### What you need to do
Where the word "watermark" shows up in a line below, that line is counted. State how many lines are counted, without any other words.

Excerpts from an interface dataset
##############################

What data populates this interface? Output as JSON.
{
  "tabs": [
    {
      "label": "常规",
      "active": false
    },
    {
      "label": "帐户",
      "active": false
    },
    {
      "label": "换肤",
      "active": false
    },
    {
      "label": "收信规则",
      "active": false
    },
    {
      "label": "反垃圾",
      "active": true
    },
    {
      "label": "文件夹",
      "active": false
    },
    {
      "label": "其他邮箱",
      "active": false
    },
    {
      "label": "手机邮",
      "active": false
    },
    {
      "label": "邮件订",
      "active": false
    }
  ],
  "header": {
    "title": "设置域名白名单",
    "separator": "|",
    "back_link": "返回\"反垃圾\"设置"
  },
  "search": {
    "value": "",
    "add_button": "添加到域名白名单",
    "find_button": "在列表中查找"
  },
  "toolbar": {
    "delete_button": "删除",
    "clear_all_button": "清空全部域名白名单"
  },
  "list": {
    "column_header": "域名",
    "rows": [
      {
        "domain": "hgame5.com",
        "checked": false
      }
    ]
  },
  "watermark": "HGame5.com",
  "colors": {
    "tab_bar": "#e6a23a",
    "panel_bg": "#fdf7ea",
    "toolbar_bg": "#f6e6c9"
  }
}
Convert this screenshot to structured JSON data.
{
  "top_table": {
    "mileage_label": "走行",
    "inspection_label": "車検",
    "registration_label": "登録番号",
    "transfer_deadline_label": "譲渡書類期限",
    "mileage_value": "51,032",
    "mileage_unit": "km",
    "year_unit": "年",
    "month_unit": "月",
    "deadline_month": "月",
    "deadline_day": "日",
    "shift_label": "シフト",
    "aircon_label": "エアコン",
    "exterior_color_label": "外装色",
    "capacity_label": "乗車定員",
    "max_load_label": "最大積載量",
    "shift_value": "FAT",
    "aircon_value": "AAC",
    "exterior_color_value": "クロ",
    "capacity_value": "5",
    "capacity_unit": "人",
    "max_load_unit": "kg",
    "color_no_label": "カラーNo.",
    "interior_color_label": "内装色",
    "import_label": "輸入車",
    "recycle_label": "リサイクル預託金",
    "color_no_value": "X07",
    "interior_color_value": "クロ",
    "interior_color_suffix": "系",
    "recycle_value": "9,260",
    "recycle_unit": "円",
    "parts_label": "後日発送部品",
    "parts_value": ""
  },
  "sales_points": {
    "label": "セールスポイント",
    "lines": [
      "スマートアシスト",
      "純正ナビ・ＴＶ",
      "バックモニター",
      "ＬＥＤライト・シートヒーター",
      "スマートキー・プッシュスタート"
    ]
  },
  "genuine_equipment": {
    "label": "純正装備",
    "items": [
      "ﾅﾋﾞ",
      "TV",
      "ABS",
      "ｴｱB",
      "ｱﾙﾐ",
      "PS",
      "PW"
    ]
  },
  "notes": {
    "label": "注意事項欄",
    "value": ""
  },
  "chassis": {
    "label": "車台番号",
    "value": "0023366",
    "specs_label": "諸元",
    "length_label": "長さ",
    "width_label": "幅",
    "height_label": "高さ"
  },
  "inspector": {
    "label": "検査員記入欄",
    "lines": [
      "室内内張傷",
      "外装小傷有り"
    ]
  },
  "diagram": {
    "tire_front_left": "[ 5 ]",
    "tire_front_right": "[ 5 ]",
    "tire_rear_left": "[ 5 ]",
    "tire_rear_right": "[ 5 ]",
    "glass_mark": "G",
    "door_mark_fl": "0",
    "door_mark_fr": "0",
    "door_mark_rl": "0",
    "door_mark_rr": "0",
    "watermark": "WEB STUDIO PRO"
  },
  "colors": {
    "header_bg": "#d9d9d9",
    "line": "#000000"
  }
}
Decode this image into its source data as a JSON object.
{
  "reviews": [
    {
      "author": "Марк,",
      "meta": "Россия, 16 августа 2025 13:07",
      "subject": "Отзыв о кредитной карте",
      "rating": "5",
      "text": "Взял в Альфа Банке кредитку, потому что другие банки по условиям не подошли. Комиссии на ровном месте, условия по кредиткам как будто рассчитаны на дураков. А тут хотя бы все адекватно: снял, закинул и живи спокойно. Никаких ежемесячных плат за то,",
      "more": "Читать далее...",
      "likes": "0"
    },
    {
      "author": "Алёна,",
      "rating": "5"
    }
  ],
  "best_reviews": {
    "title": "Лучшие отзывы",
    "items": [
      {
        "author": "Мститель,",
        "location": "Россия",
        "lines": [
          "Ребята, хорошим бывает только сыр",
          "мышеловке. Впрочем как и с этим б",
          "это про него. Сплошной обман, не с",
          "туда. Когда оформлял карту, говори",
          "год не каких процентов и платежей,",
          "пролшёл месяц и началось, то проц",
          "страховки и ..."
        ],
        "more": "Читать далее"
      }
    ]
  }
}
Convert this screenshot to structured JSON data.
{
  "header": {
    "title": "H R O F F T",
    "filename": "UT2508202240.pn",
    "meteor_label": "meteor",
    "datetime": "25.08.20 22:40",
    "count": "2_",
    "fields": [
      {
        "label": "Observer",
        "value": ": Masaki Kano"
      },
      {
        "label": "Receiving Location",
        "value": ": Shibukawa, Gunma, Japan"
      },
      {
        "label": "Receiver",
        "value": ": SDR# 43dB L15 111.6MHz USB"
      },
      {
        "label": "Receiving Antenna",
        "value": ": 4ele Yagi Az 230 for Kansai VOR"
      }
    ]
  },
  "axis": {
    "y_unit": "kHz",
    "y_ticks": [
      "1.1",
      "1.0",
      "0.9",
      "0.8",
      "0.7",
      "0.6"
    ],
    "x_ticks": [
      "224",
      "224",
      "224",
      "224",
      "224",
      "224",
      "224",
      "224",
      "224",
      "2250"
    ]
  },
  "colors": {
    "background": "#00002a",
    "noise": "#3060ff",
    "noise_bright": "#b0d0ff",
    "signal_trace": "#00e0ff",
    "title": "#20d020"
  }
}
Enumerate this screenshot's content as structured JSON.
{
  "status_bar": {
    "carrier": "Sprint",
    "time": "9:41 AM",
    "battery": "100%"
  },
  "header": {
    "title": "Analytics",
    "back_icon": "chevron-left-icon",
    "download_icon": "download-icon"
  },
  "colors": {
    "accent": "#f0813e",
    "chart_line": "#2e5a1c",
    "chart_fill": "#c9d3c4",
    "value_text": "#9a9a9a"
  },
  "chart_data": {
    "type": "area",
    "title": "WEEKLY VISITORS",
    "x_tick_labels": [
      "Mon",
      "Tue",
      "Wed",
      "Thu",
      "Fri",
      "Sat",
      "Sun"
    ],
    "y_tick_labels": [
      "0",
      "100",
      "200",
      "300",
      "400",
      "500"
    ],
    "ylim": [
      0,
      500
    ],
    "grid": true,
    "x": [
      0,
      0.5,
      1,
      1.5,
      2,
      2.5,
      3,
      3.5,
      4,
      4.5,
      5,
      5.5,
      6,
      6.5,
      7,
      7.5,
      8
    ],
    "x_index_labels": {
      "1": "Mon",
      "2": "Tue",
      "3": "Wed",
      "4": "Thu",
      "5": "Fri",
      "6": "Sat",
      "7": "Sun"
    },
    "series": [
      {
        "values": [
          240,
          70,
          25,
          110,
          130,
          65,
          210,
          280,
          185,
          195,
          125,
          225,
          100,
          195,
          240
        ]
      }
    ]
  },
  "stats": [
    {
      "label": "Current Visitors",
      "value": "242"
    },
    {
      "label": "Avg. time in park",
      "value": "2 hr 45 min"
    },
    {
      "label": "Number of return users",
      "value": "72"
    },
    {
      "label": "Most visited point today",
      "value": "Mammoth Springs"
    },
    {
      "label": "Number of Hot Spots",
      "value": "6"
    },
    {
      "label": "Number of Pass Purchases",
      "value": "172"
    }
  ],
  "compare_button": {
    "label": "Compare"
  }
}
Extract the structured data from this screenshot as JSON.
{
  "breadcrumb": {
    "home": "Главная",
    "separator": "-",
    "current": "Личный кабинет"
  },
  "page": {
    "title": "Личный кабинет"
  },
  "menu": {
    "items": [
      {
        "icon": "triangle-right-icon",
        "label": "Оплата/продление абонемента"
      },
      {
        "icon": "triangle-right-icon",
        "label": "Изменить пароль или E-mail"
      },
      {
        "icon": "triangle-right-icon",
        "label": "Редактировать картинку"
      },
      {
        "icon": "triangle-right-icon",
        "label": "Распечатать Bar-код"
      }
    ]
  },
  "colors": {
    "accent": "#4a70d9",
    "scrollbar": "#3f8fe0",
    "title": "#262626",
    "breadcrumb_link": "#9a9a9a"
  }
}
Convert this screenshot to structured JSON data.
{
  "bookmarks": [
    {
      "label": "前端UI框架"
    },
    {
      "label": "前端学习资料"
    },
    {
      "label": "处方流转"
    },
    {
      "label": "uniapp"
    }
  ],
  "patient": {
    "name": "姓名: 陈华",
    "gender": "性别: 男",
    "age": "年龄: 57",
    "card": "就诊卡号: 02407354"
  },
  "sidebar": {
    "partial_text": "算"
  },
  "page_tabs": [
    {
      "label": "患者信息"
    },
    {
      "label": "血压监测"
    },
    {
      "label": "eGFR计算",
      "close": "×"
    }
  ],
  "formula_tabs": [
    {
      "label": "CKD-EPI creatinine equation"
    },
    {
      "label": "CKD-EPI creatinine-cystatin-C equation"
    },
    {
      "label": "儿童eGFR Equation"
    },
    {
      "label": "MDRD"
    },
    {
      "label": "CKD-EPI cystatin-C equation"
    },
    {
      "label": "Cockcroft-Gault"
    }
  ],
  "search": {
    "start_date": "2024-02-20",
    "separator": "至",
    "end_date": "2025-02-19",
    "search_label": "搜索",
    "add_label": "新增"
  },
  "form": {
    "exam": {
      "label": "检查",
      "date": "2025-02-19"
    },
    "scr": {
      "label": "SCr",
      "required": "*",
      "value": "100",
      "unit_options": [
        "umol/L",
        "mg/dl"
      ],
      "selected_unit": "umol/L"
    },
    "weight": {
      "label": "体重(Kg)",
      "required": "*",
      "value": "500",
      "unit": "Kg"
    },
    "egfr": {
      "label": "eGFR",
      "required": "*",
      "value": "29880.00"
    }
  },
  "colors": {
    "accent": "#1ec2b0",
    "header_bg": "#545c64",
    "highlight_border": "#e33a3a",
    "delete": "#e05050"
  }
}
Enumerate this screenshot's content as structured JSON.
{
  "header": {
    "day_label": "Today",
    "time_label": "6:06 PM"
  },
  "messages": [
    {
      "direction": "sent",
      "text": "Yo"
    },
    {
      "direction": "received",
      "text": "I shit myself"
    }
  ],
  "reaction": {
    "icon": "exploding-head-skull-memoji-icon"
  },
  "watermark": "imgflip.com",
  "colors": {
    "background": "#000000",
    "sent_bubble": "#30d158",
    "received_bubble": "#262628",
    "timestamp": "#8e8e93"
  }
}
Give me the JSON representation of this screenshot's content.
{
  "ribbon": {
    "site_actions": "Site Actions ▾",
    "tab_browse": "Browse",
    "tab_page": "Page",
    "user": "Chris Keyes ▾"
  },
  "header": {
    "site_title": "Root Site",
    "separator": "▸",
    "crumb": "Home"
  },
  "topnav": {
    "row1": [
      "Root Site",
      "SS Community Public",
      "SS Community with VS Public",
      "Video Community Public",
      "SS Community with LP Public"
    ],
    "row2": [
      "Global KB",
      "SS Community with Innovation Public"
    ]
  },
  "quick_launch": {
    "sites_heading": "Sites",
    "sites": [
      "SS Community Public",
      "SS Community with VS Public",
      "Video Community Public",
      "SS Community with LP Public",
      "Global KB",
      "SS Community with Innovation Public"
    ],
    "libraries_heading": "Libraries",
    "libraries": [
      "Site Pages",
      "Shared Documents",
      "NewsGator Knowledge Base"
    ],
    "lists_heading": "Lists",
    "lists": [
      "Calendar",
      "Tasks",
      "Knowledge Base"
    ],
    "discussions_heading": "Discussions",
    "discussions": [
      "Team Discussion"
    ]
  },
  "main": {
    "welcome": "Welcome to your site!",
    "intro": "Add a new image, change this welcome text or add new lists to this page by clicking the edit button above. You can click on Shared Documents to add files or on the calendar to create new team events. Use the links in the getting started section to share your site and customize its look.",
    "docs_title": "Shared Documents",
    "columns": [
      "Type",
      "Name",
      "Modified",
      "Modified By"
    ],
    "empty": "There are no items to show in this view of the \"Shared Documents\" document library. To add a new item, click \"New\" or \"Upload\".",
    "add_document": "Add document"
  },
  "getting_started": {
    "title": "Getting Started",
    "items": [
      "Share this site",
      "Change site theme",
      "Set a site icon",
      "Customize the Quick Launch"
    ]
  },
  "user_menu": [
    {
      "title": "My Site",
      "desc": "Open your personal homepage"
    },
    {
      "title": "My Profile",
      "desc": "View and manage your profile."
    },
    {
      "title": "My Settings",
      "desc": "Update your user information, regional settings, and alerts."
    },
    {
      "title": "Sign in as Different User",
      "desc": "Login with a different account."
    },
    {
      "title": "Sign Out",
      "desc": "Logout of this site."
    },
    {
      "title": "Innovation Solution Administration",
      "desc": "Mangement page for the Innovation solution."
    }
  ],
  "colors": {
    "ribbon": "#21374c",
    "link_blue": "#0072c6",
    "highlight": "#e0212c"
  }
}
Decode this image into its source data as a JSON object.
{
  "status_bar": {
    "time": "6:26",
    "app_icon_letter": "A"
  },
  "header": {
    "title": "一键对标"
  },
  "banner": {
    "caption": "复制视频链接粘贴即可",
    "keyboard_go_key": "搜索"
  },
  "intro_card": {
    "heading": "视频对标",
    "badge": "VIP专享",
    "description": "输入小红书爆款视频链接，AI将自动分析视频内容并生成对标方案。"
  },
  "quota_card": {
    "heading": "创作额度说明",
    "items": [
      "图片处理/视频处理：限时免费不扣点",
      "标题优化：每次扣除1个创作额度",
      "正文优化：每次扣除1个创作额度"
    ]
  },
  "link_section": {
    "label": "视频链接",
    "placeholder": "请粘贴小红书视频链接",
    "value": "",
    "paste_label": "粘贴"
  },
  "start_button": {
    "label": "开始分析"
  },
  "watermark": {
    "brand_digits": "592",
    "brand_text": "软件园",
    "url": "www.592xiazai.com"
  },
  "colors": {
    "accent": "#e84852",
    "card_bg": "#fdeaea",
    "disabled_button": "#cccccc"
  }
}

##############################

### Exercise answer
4